> **Work task**
What is needed is a word-for-word copy of the records below.

> **Dataset extract**
—————
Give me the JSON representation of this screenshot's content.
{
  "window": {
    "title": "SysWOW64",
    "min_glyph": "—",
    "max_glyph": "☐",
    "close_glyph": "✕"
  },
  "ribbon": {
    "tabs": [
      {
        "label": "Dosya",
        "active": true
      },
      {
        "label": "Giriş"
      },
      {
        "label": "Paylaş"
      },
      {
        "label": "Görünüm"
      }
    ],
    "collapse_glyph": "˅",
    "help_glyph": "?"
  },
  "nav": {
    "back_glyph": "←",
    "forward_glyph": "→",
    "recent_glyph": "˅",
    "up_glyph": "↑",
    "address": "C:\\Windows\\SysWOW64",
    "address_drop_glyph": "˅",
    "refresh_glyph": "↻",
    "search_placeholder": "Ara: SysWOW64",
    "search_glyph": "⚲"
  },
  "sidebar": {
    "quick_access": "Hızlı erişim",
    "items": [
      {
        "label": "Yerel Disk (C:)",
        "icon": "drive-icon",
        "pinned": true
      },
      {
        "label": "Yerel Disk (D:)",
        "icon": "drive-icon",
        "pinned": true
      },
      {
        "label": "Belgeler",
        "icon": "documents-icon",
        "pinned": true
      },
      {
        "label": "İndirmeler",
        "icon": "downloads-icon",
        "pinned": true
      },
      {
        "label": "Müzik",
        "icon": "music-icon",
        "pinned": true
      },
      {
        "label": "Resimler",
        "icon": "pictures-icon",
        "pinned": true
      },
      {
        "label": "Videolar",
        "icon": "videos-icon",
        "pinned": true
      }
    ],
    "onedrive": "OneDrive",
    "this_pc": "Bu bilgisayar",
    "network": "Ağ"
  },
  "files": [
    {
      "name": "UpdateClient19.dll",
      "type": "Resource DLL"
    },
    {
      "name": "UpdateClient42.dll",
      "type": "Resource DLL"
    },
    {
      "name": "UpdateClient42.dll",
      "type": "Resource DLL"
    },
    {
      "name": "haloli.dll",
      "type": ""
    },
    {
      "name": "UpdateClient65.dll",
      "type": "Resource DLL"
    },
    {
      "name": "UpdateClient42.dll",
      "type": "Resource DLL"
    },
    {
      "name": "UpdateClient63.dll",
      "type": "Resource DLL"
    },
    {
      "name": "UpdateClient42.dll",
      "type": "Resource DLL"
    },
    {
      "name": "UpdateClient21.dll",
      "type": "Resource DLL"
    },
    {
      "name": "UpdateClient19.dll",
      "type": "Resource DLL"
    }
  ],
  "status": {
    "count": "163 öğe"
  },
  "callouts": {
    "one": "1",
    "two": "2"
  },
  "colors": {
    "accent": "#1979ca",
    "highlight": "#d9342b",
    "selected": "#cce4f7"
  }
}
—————
> **The completed task**
Give me the JSON representation of this screenshot's content.
{
  "window": {
    "title": "SysWOW64",
    "min_glyph": "—",
    "max_glyph": "☐",
    "close_glyph": "✕"
  },
  "ribbon": {
    "tabs": [
      {
        "label": "Dosya",
        "active": true
      },
      {
        "label": "Giriş"
      },
      {
        "label": "Paylaş"
      },
      {
        "label": "Görünüm"
      }
    ],
    "collapse_glyph": "˅",
    "help_glyph": "?"
  },
  "nav": {
    "back_glyph": "←",
    "forward_glyph": "→",
    "recent_glyph": "˅",
    "up_glyph": "↑",
    "address": "C:\\Windows\\SysWOW64",
    "address_drop_glyph": "˅",
    "refresh_glyph": "↻",
    "search_placeholder": "Ara: SysWOW64",
    "search_glyph": "⚲"
  },
  "sidebar": {
    "quick_access": "Hızlı erişim",
    "items": [
      {
        "label": "Yerel Disk (C:)",
        "icon": "drive-icon",
        "pinned": true
      },
      {
        "label": "Yerel Disk (D:)",
        "icon": "drive-icon",
        "pinned": true
      },
      {
        "label": "Belgeler",
        "icon": "documents-icon",
        "pinned": true
      },
      {
        "label": "İndirmeler",
        "icon": "downloads-icon",
        "pinned": true
      },
      {
        "label": "Müzik",
        "icon": "music-icon",
        "pinned": true
      },
      {
        "label": "Resimler",
        "icon": "pictures-icon",
        "pinned": true
      },
      {
        "label": "Videolar",
        "icon": "videos-icon",
        "pinned": true
      }
    ],
    "onedrive": "OneDrive",
    "this_pc": "Bu bilgisayar",
    "network": "Ağ"
  },
  "files": [
    {
      "name": "UpdateClient19.dll",
      "type": "Resource DLL"
    },
    {
      "name": "UpdateClient42.dll",
      "type": "Resource DLL"
    },
    {
      "name": "UpdateClient42.dll",
      "type": "Resource DLL"
    },
    {
      "name": "haloli.dll",
      "type": ""
    },
    {
      "name": "UpdateClient65.dll",
      "type": "Resource DLL"
    },
    {
      "name": "UpdateClient42.dll",
      "type": "Resource DLL"
    },
    {
      "name": "UpdateClient63.dll",
      "type": "Resource DLL"
    },
    {
      "name": "UpdateClient42.dll",
      "type": "Resource DLL"
    },
    {
      "name": "UpdateClient21.dll",
      "type": "Resource DLL"
    },
    {
      "name": "UpdateClient19.dll",
      "type": "Resource DLL"
    }
  ],
  "status": {
    "count": "163 öğe"
  },
  "callouts": {
    "one": "1",
    "two": "2"
  },
  "colors": {
    "accent": "#1979ca",
    "highlight": "#d9342b",
    "selected": "#cce4f7"
  }
}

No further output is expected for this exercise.